Jack and the Fantastical Circus is a colorful exploration of virtues as told through a circus train, as dreamed by a young boy on the way to see his grandpa. The story-within-a-story is a bit of an odd setup, but it seems as if Ariel and Michael Tyson wanted the core of the story to be grounded in reality (a young boy travels to see his grandpa) while the fantastical elements happen in a dream.
While colorful, the story is pretty paint-by-numbers as each panel correlates a type of virtue with a job in the circus. Supposedly, Jack is on a circus train and is going car by car to the different performers, but the illustrations don’t really back that up. The lion tamer is actively working with his lion. The strongman is hefting his giant weights. The trapeze artists are swinging. Yet we’re clearly told that this is the “virtue circus train” and it’s in the final empty car that the story ends. I suppose we’re banking on the fantastical dreamscape to tie it all together, but it seems unnecessarily confusing to young readers.
There’s also quite a lot of text on every page, making this a picture book for older readers, probably around mid-elementary. It’s a bit lengthy as a book to be read in one sitting and won’t hold the attention of younger children. Finally, the font and font colors aren’t always the easiest to read. The curliness of the font and some of the colorization blending into the background make reading a chore—something to be especially considered when the target audience is newer readers.

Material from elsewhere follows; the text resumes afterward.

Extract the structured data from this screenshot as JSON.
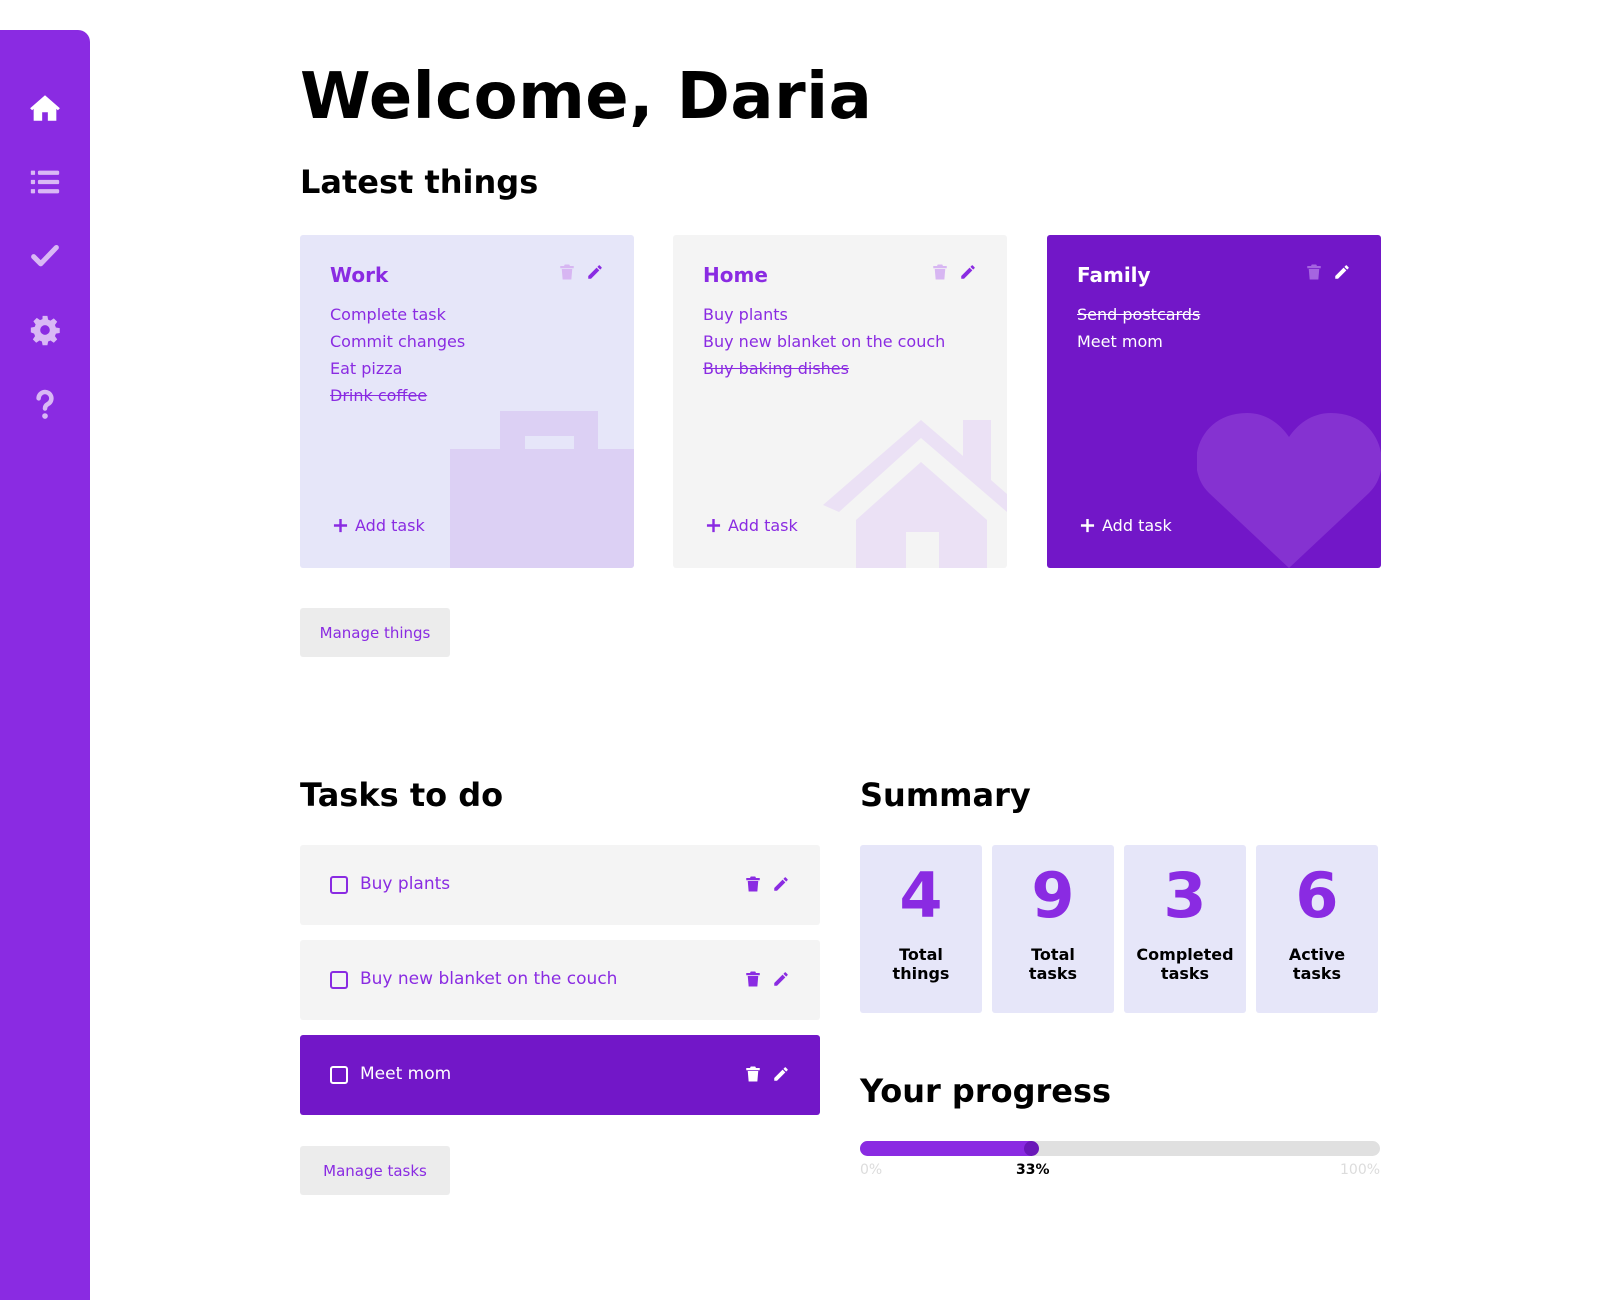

As for the book’s content, everything is solid. The strongman talks about commitment. The trapeze artists about faith. The clown about kindness. (Maybe a bit of a reach on that one?) But the content is didactic, not part of a narrative. If you have a kid that really likes circuses, this might be one to pick up (though the $25 price tag seems excessive), but otherwise it’s a bit generic and nothing stands out to me as exceptional.